In order to highlight the current climate change crisis and emphasize the importance of making a change in daily habits, the World Wildlife Fund and cities around the globe came together to celebrate this year’s Earth Hour.
The worldwide annual event took place on March 27 and started at 8:30 p.m. local time. One hundred twenty-six countries on all seven continents participated.
The goal of this year’s Earth Hour was to have an increased number of participants throughout cities and communities around the globe. According to EarthHour.org, an estimated 1 billion people participated in this year’s event by turning down lights.
“It was a success,” said Dan Forman, manager of public relations for WWF. “We had 126 countries that participated this year up from 88 last year. It is amazing.”
The event was created three years ago by the WWF. Their mission is to take a strong stance against climate change and raise environmental awareness on a global scale.
A majority of densely populated cities in the United States participated, including Chicago. More than 200 buildings downtown joined in. The Navy Pier ferris wheel was dimmed for an hour, as well as the marquees outside Wrigley Field and the Chicago Theatre.
ComEd sponsored the city’s Earth Hour. During the event there was an approximate 1 percent decline of electricity usage which was a noticeable change, according to Peter Pedraza, spokesman for ComEd. A 1 percent decrease is about equivalent to removing 124,320 pounds of carbon dioxide from Earth’s atmosphere.
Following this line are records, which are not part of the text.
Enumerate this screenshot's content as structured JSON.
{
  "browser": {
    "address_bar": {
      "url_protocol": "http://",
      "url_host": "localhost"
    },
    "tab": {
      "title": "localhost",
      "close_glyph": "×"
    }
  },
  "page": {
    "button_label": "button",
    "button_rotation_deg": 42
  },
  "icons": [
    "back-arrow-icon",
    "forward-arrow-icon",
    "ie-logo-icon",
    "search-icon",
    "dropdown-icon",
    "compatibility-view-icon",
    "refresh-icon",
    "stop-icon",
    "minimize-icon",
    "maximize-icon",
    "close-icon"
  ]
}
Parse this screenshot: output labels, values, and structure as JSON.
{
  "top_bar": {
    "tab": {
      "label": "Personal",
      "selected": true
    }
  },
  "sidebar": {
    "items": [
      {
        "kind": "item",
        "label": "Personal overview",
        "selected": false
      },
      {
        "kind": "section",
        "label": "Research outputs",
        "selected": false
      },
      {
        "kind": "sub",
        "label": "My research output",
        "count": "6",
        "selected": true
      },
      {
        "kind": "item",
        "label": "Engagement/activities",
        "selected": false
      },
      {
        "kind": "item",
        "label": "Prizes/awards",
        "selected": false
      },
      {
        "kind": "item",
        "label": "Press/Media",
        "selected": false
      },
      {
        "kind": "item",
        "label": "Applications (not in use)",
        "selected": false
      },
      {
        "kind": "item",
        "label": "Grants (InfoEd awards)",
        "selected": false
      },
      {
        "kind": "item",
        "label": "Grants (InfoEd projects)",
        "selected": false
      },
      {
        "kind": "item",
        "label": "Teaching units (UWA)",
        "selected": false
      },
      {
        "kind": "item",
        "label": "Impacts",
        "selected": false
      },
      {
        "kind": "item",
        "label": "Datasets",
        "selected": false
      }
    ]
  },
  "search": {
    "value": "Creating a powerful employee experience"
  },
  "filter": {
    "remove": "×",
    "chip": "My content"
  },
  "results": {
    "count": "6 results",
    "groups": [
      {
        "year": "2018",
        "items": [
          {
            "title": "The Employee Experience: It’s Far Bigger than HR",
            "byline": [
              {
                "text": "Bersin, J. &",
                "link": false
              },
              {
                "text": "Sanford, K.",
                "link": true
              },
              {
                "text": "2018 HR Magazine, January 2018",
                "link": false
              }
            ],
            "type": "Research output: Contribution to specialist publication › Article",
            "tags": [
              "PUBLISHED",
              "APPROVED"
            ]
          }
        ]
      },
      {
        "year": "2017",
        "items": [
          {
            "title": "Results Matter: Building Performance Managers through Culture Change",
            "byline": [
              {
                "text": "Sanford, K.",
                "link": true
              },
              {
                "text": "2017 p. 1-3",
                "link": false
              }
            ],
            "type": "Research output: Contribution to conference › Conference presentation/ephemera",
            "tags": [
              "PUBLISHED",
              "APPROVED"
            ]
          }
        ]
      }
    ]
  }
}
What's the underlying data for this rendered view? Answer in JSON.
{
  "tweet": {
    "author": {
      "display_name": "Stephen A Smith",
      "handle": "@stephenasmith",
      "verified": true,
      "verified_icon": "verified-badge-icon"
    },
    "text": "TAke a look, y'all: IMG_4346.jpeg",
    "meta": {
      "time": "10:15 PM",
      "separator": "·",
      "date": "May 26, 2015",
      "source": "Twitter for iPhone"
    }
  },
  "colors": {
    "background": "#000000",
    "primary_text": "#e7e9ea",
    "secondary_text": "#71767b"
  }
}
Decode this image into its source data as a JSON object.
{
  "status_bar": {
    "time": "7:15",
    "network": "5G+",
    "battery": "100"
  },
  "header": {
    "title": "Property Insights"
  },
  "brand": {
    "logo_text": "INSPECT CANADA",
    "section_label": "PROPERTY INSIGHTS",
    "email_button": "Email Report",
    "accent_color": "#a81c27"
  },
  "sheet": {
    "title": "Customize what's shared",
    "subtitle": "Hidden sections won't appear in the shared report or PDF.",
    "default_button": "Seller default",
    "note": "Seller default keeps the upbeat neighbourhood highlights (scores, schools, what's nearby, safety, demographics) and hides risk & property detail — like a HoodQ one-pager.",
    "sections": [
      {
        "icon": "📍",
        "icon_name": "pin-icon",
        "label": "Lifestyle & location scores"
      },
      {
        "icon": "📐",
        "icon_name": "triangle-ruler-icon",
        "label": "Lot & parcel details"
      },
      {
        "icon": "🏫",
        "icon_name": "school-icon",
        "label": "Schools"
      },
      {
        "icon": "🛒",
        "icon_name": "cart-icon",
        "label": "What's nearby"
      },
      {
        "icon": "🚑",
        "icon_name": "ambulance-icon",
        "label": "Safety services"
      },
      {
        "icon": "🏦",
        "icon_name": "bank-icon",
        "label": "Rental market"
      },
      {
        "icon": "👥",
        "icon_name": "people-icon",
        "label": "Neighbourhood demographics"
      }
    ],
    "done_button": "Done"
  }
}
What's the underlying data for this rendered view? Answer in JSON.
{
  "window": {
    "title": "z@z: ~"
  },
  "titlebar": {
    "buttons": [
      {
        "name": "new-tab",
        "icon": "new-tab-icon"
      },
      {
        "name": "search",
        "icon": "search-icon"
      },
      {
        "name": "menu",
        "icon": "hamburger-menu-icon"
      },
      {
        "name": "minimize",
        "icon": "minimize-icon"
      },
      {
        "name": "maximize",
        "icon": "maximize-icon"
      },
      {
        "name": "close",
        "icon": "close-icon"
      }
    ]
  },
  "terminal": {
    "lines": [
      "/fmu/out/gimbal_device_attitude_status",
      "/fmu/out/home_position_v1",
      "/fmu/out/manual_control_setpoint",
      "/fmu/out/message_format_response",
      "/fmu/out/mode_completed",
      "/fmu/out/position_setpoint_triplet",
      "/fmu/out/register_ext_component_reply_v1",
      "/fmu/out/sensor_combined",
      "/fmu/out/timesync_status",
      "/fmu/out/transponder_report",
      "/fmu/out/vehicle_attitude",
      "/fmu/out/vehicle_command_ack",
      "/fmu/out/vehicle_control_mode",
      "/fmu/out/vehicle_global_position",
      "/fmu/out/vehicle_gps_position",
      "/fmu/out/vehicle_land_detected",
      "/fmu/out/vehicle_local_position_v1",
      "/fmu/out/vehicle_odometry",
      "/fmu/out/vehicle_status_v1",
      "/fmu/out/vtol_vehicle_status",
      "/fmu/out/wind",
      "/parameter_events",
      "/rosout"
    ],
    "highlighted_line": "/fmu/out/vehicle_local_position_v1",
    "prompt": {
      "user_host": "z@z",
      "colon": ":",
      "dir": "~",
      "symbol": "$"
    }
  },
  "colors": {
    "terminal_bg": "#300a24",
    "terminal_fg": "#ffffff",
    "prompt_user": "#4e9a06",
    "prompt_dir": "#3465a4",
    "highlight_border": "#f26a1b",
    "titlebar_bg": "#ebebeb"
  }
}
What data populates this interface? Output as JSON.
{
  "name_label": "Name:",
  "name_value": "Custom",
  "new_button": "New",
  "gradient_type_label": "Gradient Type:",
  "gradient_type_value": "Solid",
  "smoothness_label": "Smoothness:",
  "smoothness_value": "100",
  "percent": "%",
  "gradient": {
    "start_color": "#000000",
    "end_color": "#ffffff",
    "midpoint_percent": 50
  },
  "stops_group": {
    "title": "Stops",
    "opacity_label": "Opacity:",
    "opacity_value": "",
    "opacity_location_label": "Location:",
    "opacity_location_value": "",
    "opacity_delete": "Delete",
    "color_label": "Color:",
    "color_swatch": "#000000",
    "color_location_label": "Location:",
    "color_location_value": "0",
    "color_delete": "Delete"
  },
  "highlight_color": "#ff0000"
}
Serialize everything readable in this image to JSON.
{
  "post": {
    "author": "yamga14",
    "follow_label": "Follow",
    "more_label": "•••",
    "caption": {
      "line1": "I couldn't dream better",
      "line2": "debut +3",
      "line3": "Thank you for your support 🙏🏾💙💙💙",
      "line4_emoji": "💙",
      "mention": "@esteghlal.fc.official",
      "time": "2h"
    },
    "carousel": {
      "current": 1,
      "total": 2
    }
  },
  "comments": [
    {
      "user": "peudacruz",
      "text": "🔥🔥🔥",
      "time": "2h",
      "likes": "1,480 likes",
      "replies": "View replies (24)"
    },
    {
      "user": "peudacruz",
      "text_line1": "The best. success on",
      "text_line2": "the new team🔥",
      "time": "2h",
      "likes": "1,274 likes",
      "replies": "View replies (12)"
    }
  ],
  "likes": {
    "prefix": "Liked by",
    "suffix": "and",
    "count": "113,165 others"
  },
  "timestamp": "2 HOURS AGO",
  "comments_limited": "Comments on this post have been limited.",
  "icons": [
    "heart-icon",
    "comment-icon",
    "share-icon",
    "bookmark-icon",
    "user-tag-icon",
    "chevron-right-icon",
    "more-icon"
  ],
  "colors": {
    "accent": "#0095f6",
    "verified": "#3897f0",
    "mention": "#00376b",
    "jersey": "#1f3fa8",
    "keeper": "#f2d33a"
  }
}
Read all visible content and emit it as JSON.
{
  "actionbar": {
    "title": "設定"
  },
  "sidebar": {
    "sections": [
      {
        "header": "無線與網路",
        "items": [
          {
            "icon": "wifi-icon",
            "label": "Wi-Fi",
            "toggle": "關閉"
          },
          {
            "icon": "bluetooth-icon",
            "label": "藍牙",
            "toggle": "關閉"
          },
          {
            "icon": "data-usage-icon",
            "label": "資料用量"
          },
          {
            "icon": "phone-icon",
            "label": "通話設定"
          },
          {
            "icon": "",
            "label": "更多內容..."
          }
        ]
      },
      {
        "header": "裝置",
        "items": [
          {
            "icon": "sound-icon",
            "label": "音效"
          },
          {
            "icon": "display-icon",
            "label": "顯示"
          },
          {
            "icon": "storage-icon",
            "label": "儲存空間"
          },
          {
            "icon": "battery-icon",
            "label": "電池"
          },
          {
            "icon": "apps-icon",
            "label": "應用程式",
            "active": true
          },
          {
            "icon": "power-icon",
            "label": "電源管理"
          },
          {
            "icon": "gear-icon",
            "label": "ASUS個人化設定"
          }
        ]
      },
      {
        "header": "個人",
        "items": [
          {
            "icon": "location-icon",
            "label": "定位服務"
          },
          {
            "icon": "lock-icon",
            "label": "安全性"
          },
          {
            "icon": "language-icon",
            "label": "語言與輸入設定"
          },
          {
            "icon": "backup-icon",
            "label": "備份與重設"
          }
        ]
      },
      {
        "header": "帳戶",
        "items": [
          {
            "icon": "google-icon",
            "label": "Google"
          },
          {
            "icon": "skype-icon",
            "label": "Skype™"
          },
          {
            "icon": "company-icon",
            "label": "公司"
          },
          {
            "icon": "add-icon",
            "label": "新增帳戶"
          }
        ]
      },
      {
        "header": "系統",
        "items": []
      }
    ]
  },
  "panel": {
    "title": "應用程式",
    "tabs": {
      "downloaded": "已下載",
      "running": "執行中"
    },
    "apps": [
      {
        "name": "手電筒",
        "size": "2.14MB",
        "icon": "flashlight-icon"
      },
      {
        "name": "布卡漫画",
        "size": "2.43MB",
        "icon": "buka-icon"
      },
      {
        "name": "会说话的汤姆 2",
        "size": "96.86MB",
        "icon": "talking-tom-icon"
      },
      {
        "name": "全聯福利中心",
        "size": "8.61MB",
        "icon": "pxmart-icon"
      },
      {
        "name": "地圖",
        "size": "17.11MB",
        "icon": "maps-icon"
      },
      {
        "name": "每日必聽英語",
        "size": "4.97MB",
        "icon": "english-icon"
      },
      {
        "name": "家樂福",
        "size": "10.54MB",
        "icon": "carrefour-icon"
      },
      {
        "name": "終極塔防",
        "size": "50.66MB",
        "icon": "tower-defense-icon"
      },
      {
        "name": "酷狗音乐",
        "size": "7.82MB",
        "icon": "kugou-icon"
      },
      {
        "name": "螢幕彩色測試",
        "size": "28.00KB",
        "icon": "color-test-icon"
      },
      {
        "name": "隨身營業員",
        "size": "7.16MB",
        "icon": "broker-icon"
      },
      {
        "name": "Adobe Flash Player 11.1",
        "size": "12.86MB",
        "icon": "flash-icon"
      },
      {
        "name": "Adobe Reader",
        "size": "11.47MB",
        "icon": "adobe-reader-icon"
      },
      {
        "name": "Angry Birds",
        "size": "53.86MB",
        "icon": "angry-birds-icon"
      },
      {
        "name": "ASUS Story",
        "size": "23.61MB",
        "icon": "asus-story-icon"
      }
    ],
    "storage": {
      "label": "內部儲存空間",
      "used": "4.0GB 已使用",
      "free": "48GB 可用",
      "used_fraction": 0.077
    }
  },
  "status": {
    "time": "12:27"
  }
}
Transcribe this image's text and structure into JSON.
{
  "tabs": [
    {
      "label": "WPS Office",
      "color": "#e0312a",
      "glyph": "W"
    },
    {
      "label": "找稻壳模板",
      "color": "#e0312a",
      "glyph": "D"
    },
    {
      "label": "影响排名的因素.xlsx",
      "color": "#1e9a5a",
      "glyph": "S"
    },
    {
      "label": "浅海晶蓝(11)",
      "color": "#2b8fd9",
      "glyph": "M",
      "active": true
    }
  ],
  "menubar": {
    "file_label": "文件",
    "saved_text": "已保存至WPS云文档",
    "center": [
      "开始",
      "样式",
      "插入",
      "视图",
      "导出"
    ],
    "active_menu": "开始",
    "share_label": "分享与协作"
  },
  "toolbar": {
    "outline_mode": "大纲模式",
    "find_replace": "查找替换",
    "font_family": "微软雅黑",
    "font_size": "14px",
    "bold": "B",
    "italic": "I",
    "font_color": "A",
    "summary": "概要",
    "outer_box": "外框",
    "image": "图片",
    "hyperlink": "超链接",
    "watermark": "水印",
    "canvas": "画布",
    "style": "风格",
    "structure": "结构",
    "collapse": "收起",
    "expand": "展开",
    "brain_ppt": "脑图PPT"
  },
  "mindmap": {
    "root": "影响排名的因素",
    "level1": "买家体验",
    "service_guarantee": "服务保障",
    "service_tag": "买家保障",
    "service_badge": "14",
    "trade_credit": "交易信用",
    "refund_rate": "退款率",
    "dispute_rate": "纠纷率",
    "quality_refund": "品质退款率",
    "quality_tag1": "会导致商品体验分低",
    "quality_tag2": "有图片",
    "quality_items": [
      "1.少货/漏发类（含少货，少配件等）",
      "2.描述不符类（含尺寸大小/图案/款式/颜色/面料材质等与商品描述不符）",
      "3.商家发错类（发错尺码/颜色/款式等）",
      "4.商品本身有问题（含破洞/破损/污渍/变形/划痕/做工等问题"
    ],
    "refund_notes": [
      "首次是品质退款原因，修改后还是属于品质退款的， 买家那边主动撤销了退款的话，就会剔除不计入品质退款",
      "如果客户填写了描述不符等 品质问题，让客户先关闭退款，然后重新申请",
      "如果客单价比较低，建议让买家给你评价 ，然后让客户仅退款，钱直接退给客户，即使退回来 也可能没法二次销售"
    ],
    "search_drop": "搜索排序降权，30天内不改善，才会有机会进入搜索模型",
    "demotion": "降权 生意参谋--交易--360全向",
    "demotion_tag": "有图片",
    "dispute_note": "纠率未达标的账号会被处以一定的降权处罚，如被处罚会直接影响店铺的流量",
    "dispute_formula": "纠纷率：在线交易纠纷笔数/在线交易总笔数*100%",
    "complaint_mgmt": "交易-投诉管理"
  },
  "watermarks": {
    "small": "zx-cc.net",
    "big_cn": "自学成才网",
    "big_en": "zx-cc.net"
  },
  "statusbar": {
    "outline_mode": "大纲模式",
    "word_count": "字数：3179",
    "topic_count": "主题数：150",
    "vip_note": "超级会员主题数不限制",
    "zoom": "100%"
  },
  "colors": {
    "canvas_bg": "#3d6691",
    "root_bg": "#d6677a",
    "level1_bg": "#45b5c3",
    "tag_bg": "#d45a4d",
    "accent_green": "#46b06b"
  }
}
“People care more about the climate now than ever before and every little bit helps,” Forman said.
Forman also mentioned this year, especially, there was a large response from government officials. Many state capitol buildings and governors’ mansions did their part by turning off non-essential lighting.
“Earth Hour sends a clear message that Americans care about their country and the planet,” said Leslie Aun, Earth Hour U.S. managing director, in a public statement. “By turning the lights off on pollution and climate change, we will make the switch to a cleaner, safer and more secure world.”
Outside Chicago, monuments and landmarks such as Mount Rushmore in South Dakota, Niagara Falls in New York and the National Cathedral in Washington, D.C. also took part in Earth Hour.
Globally, landmarks like Paris’ Eiffel Tower, The Great Pyramids of Giza and the Sydney Opera House showed their support as well.
Seventy college campuses across the country, including Columbia, celebrated Earth Hour.
“It was great; we had lights out in all of the buildings,” said John Wawrzaszek, recycling manager at Columbia.
Wawrzaszek also said Columbia has been making an attempt to be more energy efficient by placing timers on many of the lights and electrical sources throughout campus.
Organizations such as The National Education Association, Earth Day Network and the National Honor Society pledged their support, along with businesses like Coca-Cola and Ikea.
“The collaboration process is what makes Earth Hour so special,” Forman said.
World Wildlife Fund officials said they stressed the importance of safety during the hour-long event and asked that lighting pertaining to public safety remain on. Besides Earth Hour, which is their largest project, the organization works to reduce emissions, improve efficiency and stop tropical deforestation.
Although Earth Hour is complete for the year, the WWF will continue to work throughout the year on several projects including Earth Day.
“We work very closely with Earth Day groups,” Forman said. “We are going to be down on the mall [in D.C.] with them on Earth Day.”
This year marks the 40th anniversary of Earth Day, which will take place on April 22.
The National Mall in D.C. will celebrate the anniversary and on April 25 there will be a rally for climate change. The purpose of the rally is to demand Congress take action towards clean energy in 2010.